We come across one potential campsite halfway through the walk between the BMT and Mamie Creek, where we have another debate about whether or not we should stop. It is clear now that we are indeed making much better distance for a given amount of time, so the arguments for stopping are weaker than they were before. We continue our march.
The wind has picked up this afternoon, blowing fields of head-high grasses back and forth as we cross. Then a short section of narrows (easy wading) and then we are there. The small flow of Mamie Creek comes in from the right. We have arrived. Two hours and a half to cover the six kilometres. Well-done!
Final Narrows before Mamie
I quickly scout about for good campsite and find one on a rounded vegetated ridge above the confluence. In fact, there doesn't seem to be much else here (although to be honest, I didn't look too thoroughly) so I'm grateful that it is not occupied. There's enough space here for all of our tents.

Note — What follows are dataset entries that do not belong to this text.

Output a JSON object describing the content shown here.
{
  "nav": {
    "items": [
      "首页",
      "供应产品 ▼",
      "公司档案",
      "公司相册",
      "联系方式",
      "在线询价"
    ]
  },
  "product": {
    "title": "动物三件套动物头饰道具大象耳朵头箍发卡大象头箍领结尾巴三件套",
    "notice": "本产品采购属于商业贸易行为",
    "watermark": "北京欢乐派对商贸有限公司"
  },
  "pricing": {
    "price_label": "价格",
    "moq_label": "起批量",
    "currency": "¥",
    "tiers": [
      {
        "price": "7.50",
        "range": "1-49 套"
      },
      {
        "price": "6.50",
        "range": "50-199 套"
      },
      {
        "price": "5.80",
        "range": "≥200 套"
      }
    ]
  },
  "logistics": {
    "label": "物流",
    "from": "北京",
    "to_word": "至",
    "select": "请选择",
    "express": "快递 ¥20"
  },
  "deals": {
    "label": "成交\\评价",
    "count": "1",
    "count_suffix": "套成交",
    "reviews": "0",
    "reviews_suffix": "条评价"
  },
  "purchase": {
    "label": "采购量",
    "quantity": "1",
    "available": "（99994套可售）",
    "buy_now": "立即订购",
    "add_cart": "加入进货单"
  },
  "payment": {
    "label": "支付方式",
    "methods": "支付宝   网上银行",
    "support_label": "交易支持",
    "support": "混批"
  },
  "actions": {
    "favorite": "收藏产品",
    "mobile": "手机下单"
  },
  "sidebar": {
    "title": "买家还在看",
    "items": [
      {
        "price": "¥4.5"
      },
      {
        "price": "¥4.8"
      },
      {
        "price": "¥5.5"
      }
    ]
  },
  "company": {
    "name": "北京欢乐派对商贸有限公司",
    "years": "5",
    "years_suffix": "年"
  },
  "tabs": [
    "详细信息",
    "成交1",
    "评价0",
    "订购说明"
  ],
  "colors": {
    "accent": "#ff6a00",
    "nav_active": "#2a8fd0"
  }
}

Our progress has been so good that we're actually fully set up by the time the sun sets, and we have a good 45 minutes of usable twilight to have our dinner and get settled in for the night. We can tell that we're again further into a lower desert climate, as the air is another increment milder than the night before. And just like the last few evenings, it was perfectly still and calm, with excellent sky clarity. We enjoy the coming of the night and the resultant blanket of stars overhead. Pu and I both elect to camp in the open (rather than in our tents).
Grand Parade of Buttresses